American feminists made their greatest bid for national attention at the 1977 National Women's Conference in Houston; however, historian Marjorie J. Spruill argues that the anti-feminists led by Schlafly organized a highly successful counter-conference, the Pro-Life, Pro-Family Rally, to protest the National Women's Conference and make it clear that feminists did not speak for them. At their rally at the Astro Arena they had an overflow of over 15,000 people,[14] and announced the beginning of a pro-family movement to oppose politicians who had been supporting feminism and liberalism, and to promote "family values" in American politics, and so moved the Republican Party to the right and defeated the ratification of the ERA.[15]

United Nations and international relations

Over the years, Schlafly disdained the United Nations. On the 50th anniversary of the UN in 1995, she referred to it as "a cause for mourning, not celebration. It is a monument to foolish hopes, embarrassing compromises, betrayal of our servicemen, and a steady stream of insults to our nation. It is a Trojan Horse that carries the enemy into our midst and lures Americans to ride under alien insignia to fight and die in faraway lands." She opposed President Bill Clinton's decision in 1996 to send 20,000 American troops to Bosnia during the Yugoslav Wars. Schlafly noted that Balkan nations have fought one another for 500 years and argued that the U.S. military should not be "policemen" of world trouble spots.[16]

Prior to the 1994 Congressional elections, Schlafly condemned globalization through the World Trade Organization as a "direct attack on American sovereignty, independence, jobs, and economy ... any country that must change its laws to obey rulings of a world organization has sacrificed its sovereignty."[17]
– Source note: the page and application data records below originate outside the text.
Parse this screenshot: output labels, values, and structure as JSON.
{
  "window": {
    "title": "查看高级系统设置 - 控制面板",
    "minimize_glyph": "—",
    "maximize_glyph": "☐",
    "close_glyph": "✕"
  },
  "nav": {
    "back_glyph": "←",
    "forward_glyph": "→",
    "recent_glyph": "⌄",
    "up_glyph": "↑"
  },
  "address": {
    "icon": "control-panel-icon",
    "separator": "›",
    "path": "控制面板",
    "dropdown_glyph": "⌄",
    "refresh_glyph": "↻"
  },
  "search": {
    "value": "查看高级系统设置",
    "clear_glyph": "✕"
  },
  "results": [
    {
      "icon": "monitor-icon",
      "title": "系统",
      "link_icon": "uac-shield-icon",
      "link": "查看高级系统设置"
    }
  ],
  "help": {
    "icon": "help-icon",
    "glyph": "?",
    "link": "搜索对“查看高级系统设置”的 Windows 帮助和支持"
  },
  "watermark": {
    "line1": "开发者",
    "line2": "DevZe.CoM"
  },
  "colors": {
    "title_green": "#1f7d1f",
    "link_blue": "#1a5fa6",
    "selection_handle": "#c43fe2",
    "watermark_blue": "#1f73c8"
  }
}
In late 2006, Schlafly collaborated with Jerome Corsi and Howard Phillips to create a website in opposition to the idea of a "North American Union", under which the United States, Mexico, and Canada would share a currency and be integrated in a structure similar to the European Union.[18]

During the Cold War, Schlafly opposed arms control agreements with the Soviet Union. In 1961, she wrote that "[arms control] will not stop Red aggression any more than disarming our local police will stop murder, theft, and rape."[19]


  1. Chip Berlet and Matthew N. Lyons. 2000. Right-Wing Populism in America: Too Close for Comfort. New York: Guilford Press, p. 202.
  3. Critchlow 2005, pp. 25–29.
  4. Critchlow 2005, [
  5. Critchlow 2005, pp. 47–59.
  6. Critchlow 2005, p. 55.
  7. Critchlow 2005, p. 46.
  8. Warner, Judith. She Changed America, New York Times, January 29, 2006.
  9. Critchlow, Phyllis Schlafly and Grassroots Conservatism (2005), p 109
  10. Berlet and Lyons. 2000. Right–Wing Populism in America, pp. 180, 202.
  11. 20, 2020
  12. Schlafly, Phyllis (1964). A Choice Not An Echo. Pere Marquette Press. pp. preface.
  13. Critchlow 2005, pp. 138-59.
  16. Donald Critchlow, Founding Mother-Phyllis Schlafly and Grassroots Conservatism: A Woman's Crusade ,2005 pp. 298–99
  17. Critchlow 2005, p. 298
  19. Phyllis Schlafly, "Communist Master Plan for 1961", Cardinal Mindszenty Newsletter, February 15, 1961.